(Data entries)
Content starts

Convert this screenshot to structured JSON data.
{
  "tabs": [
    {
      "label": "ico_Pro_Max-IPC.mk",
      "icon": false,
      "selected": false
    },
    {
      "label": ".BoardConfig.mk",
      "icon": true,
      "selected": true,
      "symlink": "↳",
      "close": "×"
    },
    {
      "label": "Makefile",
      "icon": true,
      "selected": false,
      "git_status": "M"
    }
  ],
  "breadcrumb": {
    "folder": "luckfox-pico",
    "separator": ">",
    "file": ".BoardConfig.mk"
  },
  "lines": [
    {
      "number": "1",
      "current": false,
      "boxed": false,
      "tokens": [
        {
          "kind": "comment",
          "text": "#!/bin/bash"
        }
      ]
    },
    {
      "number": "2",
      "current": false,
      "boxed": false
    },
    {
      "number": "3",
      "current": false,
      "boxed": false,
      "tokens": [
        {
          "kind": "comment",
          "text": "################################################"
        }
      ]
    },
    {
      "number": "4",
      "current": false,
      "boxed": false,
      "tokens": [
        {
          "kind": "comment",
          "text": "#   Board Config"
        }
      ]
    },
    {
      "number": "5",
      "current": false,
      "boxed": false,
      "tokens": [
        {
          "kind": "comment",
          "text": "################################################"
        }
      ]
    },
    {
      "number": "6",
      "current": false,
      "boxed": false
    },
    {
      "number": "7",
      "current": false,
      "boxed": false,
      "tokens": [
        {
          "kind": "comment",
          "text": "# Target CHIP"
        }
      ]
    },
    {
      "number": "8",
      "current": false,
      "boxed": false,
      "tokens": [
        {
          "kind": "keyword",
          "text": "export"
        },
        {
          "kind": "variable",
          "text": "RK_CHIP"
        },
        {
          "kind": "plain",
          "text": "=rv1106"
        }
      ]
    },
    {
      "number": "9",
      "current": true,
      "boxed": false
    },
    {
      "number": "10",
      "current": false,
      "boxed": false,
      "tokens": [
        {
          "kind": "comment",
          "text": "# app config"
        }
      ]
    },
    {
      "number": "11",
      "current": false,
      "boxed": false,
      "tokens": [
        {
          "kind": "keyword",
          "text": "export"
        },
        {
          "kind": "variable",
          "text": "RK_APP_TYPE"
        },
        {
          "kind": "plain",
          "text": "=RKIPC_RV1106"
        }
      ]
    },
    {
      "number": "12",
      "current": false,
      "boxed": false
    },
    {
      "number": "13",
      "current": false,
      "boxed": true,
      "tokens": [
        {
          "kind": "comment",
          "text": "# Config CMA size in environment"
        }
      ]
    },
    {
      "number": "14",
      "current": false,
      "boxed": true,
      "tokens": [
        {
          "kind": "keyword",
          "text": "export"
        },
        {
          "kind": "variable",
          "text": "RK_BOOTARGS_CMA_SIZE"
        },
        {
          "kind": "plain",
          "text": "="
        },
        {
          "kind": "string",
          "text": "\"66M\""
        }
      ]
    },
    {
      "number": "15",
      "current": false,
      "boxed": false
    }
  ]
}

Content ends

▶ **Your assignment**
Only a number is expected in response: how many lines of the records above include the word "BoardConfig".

▶ **Answer section**
2